Over the past several years there have been billions of dollars lost each year. Consumer have lost out because of expiration dates on cards, fees that can deteriorate their worth, and lost or misplaced cards. Plus, some businesses went under and the customer who had not yet finished using their card was out of luck.

CARD Act is Helping With Christmas Present

The CARD Act changed the scene on behalf of the consumer when it comes to gift cards in several ways. For example, gift cards sold after Aug 22, 2010, can’t expire in less than five years. The law also bars issuers from charging an inactivity fee unless the card has been dormant for at least 12 months. In the past, some gift card issuers deducted inactivity fees after only 30 days. Issuers are also barred from charging a fee to replace a lost or stolen card.

Even though these restrictions can do away with a lot of unpleasant surprises, it’s not all smooth sailing, there are still some drawbacks that people should be aware of. The first area is purchase fees. If you decide to give someone a gift card from a credit card or bank, then you need to expect to pay more than the face value of the card. All eight of the general purpose cards included in Bankrate.com’s annual gift card survey charge between $3.95 and $6.95.

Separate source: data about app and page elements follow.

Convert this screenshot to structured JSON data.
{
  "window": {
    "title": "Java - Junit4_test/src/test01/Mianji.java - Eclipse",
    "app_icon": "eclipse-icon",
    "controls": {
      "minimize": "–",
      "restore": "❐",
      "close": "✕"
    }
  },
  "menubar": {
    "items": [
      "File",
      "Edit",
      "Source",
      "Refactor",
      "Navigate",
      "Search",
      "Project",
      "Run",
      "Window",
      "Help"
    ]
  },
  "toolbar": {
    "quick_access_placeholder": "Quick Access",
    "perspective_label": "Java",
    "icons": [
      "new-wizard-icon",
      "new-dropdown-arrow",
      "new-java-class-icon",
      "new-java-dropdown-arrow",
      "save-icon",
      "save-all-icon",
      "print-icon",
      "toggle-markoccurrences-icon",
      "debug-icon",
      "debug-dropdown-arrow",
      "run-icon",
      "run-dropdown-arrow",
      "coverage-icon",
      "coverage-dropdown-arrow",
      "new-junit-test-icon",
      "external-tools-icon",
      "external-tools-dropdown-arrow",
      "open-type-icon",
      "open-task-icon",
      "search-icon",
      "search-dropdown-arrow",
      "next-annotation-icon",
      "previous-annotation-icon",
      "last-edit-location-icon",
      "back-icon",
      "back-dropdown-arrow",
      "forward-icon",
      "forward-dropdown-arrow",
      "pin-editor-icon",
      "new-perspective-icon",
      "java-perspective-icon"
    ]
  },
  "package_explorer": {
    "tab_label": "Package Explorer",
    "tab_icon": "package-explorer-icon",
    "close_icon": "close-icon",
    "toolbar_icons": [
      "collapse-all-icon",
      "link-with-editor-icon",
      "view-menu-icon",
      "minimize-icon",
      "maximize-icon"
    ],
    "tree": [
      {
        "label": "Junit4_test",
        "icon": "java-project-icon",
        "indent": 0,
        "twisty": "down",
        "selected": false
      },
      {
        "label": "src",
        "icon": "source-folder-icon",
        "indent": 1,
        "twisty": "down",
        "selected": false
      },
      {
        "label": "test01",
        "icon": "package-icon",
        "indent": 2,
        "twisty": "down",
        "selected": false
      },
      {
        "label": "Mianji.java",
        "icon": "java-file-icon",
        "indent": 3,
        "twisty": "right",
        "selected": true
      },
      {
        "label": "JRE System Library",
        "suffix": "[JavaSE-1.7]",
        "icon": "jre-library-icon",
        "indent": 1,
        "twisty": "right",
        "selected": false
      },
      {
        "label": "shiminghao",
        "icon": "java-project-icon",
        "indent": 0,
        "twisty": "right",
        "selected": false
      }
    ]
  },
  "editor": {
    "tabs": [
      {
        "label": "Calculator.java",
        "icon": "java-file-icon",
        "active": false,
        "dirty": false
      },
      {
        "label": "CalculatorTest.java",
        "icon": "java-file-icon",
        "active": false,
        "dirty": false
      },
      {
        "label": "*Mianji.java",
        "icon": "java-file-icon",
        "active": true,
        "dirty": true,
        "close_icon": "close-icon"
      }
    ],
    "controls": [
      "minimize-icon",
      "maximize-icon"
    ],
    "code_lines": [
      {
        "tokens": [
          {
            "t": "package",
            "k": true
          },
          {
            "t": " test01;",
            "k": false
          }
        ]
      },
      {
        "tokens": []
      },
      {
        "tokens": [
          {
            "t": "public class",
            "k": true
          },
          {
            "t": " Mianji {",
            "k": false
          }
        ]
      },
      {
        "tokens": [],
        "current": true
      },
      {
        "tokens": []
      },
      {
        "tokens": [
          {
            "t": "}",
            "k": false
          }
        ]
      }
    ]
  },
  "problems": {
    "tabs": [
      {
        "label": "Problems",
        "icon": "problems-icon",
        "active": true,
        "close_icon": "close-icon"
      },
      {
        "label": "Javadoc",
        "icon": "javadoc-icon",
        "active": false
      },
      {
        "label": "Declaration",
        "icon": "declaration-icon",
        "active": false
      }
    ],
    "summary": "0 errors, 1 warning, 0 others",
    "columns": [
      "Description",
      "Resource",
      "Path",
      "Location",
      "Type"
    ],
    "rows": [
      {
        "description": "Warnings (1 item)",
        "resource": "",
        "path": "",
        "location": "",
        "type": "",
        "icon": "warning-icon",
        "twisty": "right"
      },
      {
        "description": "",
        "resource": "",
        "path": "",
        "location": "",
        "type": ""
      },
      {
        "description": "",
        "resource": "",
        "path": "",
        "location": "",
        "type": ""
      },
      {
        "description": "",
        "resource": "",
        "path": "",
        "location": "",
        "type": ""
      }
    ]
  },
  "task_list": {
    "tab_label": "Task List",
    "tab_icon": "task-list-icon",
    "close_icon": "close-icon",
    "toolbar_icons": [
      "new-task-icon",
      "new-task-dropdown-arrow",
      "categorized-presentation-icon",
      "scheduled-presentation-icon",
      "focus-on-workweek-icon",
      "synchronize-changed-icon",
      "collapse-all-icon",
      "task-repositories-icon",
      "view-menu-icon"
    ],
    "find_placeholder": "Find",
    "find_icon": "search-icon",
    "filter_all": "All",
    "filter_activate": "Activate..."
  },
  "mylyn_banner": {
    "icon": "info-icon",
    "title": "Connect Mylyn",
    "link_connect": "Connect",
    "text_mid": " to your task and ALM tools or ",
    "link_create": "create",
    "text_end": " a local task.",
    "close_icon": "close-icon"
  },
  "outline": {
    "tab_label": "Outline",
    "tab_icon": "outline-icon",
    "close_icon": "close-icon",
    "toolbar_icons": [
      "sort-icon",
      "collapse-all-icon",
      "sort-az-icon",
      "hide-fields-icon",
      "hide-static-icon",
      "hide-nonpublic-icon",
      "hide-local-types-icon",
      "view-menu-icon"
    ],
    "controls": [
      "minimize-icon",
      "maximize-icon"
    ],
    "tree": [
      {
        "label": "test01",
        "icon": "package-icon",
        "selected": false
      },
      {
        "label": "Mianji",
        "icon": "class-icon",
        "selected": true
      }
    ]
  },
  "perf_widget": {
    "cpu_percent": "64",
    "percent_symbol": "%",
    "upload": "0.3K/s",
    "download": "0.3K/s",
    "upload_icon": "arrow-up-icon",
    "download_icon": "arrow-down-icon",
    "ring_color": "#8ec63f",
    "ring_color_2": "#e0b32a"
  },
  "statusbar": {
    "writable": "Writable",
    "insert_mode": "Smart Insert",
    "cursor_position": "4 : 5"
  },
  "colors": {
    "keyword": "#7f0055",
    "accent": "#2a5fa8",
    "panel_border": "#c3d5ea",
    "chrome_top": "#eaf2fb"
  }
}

Why do credit card and bank issuers charge these fees? What kinds of services do they pay for?

They do pay for a variety of services, including the infrastructure that allows gift card holders to check their balances online. To contrast that with retail cards, none of the 46 retailers and restaurants in the Bankrate survey charge a purchase fee for their gift cards. Some retailers go even further, offering customers a gift or discount with the gift card purchase.

Beware the Ghost of Christmas Future

There are still areas where you should consider the future in purchasing your gift card. While the CARD Act restricts inactivity fees it doesn’t eliminate them. Consumers who allow them to languish for a year or longer could still get hit with fees, which are typically subtracted from the value of the card. Most of the general purpose cards in the Bankrate survey charge a $2.50 per month inactivity fee if the card isn’t used after 12 consecutive months. But this is primarily true for the credit card and bank based cards, not for retailers and restaurants.

Isn’t there suppose to be full disclosure at the point of sale for any kind of gift card and how do you decipher these disclosures, they can be really confusing?

All of these disclosures, as mandated by the CARD act are now suppose to be on the back of the gift card itself. The info is supposed to include fees, expiration dates, and a toll free number. In July, though, Congress agreed to extend the disclosure deadline until Jan 31, 2011 for gift cards produced before April 1st. So this holiday season consumers won’t get in on that part of the good deal. This is because Congress granted a reprieve. You would think it would be a good idea, especially during the holidays, to have full disclosure for the consumer. But the gift card industry would have had to destroy 100 million gift cards, which might have had a negative trickle down effect for the industry, and would have also made it virtually impossible for card manufacturer’s to meet retailers’ order in time for the holidays. So be aware of the fact that the cards you buy this holiday may have some outdated information on them. You can find the correct information through websites that the retailer will give you as well as signage and advertisements.

Ellie Kay

“America’s Family Financial Expert” (R)